Where do you scan for news? I keep an eye out for recent exploits and breaches that have come to light, new tools, interesting idea’s, etc.
Five topics for the week:
- Don’t cry if you still can’t explore Hyrule because you don’t have a Switch yet. Go out to our own desert for Desert X outdoor art show between now and the end of April. Then when you get home, play your Ocarina to unlock the door! (If you do get one, they do have a webkit vulnerability, which will likely get patched, but still worth watching excellent video going over how it would work)
- In the not news to anyone here category: Creepy IoT toys continue to be creepy. If you’re hoping to beable to throughly check out these nightmares for $19.99 check out a video with similar content from that webinar with Larry Pesce (@haxorthematrix) last week. Geared to people who want to learn how to reverse engineer, not builder, but useful. Also keep and eye on the IoTA page on the Ingaurdians site to stay posted. In good news, sometimes IoT makers do post updates like Dahua/HikVision this past week. Admittedly it comes under the avoidable and too little to late category, but progress. The FCC is taking an about face, no shocker, and hanging consumers out to dry in terms of requiring improved security.

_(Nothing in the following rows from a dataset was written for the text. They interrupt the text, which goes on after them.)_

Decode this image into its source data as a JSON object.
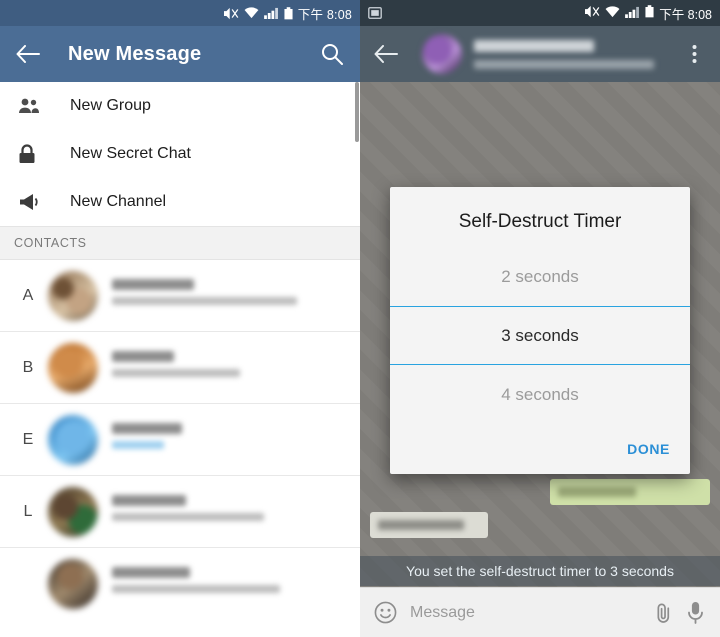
{
  "left": {
    "status": {
      "time": "下午 8:08",
      "icons": [
        "mute-icon",
        "wifi-icon",
        "signal-icon",
        "battery-icon"
      ]
    },
    "appbar": {
      "back_icon": "back-arrow-icon",
      "title": "New Message",
      "search_icon": "search-icon"
    },
    "menu": [
      {
        "label": "New Group",
        "icon": "group-icon"
      },
      {
        "label": "New Secret Chat",
        "icon": "lock-icon"
      },
      {
        "label": "New Channel",
        "icon": "megaphone-icon"
      }
    ],
    "contacts_header": "CONTACTS",
    "contacts": [
      {
        "letter": "A",
        "avatar": "av1"
      },
      {
        "letter": "B",
        "avatar": "av2"
      },
      {
        "letter": "E",
        "avatar": "av3",
        "sub_highlight": true
      },
      {
        "letter": "L",
        "avatar": "av4"
      },
      {
        "letter": "",
        "avatar": "av5"
      }
    ]
  },
  "right": {
    "status": {
      "time": "下午 8:08",
      "left_icon": "screenshot-icon",
      "icons": [
        "mute-icon",
        "wifi-icon",
        "signal-icon",
        "battery-icon"
      ]
    },
    "appbar": {
      "back_icon": "back-arrow-icon",
      "overflow_icon": "more-vert-icon"
    },
    "dialog": {
      "title": "Self-Destruct Timer",
      "options": [
        {
          "label": "2 seconds",
          "selected": false
        },
        {
          "label": "3 seconds",
          "selected": true
        },
        {
          "label": "4 seconds",
          "selected": false
        }
      ],
      "done_label": "DONE",
      "accent": "#29a3e0",
      "done_color": "#2b8fd6"
    },
    "service_message": "You set the self-destruct timer to 3 seconds",
    "composer": {
      "emoji_icon": "emoji-icon",
      "placeholder": "Message",
      "attach_icon": "paperclip-icon",
      "mic_icon": "microphone-icon"
    }
  }
}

- Motherboard is killing it this week with both a profile of Eva Galperin (EFF’s Director of Cybersecurity). She’s an example of an actual hero. They’ve also included an article about US farmers and Ukrainian firmware. I’ve linked to the EFF’s page on supporting the right to repair before.

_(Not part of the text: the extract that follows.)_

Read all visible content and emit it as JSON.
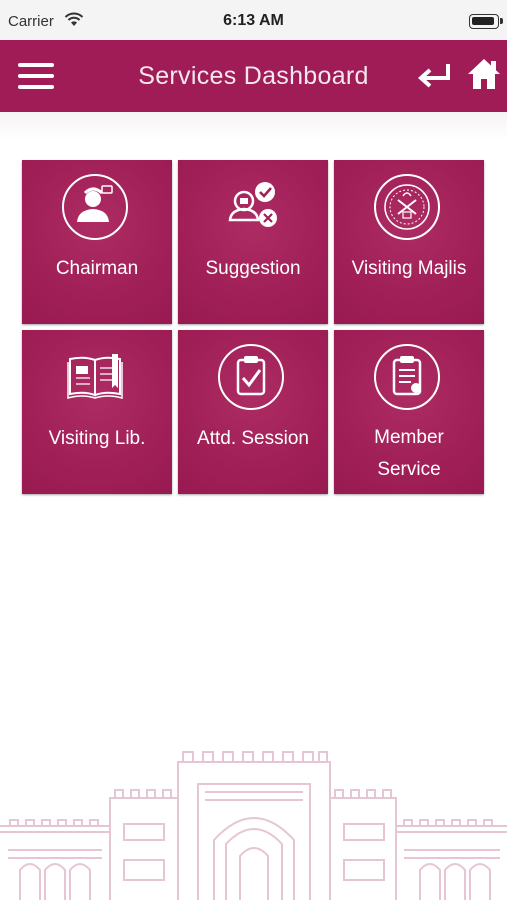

- Written for designers, but works as a call to devs to take responsibility for advocating security and privacy best practices, too – Ethics can’t be a side Hustle. Sentiment echoed in by Scott Brody of Simply Secure in interviews on O’Reilly Security Podcast – “How to secure software by caring about humans, not security,” summary on boingboing

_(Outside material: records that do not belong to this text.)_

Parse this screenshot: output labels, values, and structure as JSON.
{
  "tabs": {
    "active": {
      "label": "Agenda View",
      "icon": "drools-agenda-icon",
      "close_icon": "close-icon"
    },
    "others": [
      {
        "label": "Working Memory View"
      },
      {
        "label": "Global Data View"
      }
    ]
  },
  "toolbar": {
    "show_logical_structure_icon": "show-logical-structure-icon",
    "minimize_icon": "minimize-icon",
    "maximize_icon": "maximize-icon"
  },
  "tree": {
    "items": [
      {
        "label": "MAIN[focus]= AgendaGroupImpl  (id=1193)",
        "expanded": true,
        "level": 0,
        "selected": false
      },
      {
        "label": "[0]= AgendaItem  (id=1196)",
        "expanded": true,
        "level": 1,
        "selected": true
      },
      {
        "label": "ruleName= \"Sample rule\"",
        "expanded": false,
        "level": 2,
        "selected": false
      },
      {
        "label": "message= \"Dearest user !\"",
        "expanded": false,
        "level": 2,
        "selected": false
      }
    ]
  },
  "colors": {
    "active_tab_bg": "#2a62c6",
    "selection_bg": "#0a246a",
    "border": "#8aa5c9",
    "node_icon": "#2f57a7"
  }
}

- “Forging the future of financial, banking & payments technology”? Then you might be at finDEVr. The finance people typically take security and verification systems seriously, so there might be something to learn here. If you want another excuse to go to New York for a conference try Hackers of Planet Earth (July). To get a taste, watch the proceedings from 2016 The O’Reilly Security Conference (October) has a name that it might be an easier to get Accounting to sign off on if that’s a concern.
What’s are the frictions keeping you from doing “what’s right”? Regret is only useful if it leads to a plan on how to improve.
This list will be getting longer, but lets keep it simple while folks are still setting up.
- Updated software recently? Pick a new device to check on today.
- Backups still up and running? When was the last time you made a clean disk image? Here’s a new great article on how to design a backup system.
- Reduce your attack surface: Delete a low quality app from your phone. Delete an account.
- Add a password to your password manager… and delete it from everywhere else.
- Anywhere you could add two factor authorization?
- Double check privacy settings on your phone, social media accounts.
Continuing Set Up
We’ve covered so much so fast. You’re not behind, you’re just where you are. Pick something to do.
- If you’re having trouble with all the set up, the coach tool at the Crash Override Network has a great step by step break down for many of the same introductory steps we did here.
- Review the list of OneThing articles so far and pick one to catch up on.
We are a community. You are a welcome part of it.